Task details:
Return every line in the entries below where the word "pics" shows up.

Material to process:
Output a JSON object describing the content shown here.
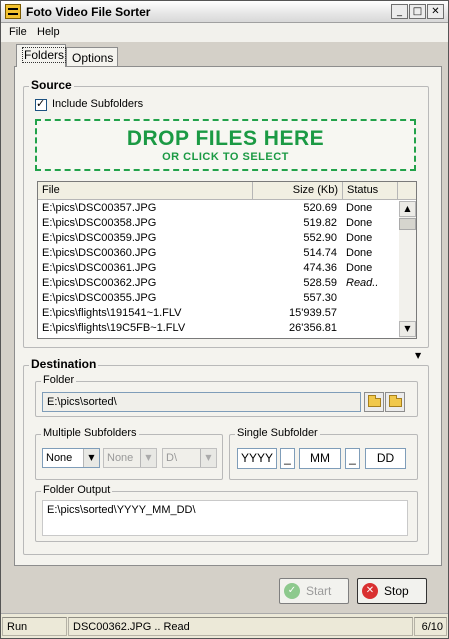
{
  "window": {
    "title": "Foto Video File Sorter",
    "minimize": "_",
    "maximize": "□",
    "close": "✕"
  },
  "menu": [
    "File",
    "Help"
  ],
  "tabs": [
    {
      "label": "Folders"
    },
    {
      "label": "Options"
    }
  ],
  "source": {
    "label": "Source",
    "include_subfolders": {
      "label": "Include Subfolders",
      "checked": true
    },
    "drop_title": "DROP FILES HERE",
    "drop_subtitle": "OR CLICK TO SELECT",
    "columns": [
      "File",
      "Size (Kb)",
      "Status"
    ],
    "files": [
      {
        "file": "E:\\pics\\DSC00357.JPG",
        "size": "520.69",
        "status": "Done"
      },
      {
        "file": "E:\\pics\\DSC00358.JPG",
        "size": "519.82",
        "status": "Done"
      },
      {
        "file": "E:\\pics\\DSC00359.JPG",
        "size": "552.90",
        "status": "Done"
      },
      {
        "file": "E:\\pics\\DSC00360.JPG",
        "size": "514.74",
        "status": "Done"
      },
      {
        "file": "E:\\pics\\DSC00361.JPG",
        "size": "474.36",
        "status": "Done"
      },
      {
        "file": "E:\\pics\\DSC00362.JPG",
        "size": "528.59",
        "status": "Read.."
      },
      {
        "file": "E:\\pics\\DSC00355.JPG",
        "size": "557.30",
        "status": ""
      },
      {
        "file": "E:\\pics\\flights\\191541~1.FLV",
        "size": "15'939.57",
        "status": ""
      },
      {
        "file": "E:\\pics\\flights\\19C5FB~1.FLV",
        "size": "26'356.81",
        "status": ""
      }
    ]
  },
  "destination": {
    "label": "Destination",
    "folder_label": "Folder",
    "folder_value": "E:\\pics\\sorted\\",
    "multiple_subfolders": {
      "label": "Multiple Subfolders",
      "sel1": "None",
      "sel2": "None",
      "sel3": "D\\"
    },
    "single_subfolder": {
      "label": "Single Subfolder",
      "parts": [
        "YYYY",
        "_",
        "MM",
        "_",
        "DD"
      ]
    },
    "folder_output_label": "Folder Output",
    "folder_output_value": "E:\\pics\\sorted\\YYYY_MM_DD\\"
  },
  "buttons": {
    "start": "Start",
    "stop": "Stop"
  },
  "statusbar": {
    "state": "Run",
    "message": "DSC00362.JPG .. Read",
    "progress": "6/10"
  },
  "colors": {
    "drop_green": "#1b9a44",
    "start_icon": "#7fbf7f",
    "stop_icon": "#d93030"
  }
}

Final answer:
        "file": "E:\\pics\\DSC00357.JPG",
        "file": "E:\\pics\\DSC00358.JPG",
        "file": "E:\\pics\\DSC00359.JPG",
        "file": "E:\\pics\\DSC00360.JPG",
        "file": "E:\\pics\\DSC00361.JPG",
        "file": "E:\\pics\\DSC00362.JPG",
        "file": "E:\\pics\\DSC00355.JPG",
        "file": "E:\\pics\\flights\\191541~1.FLV",
        "file": "E:\\pics\\flights\\19C5FB~1.FLV",
    "folder_value": "E:\\pics\\sorted\\",
    "folder_output_value": "E:\\pics\\sorted\\YYYY_MM_DD\\"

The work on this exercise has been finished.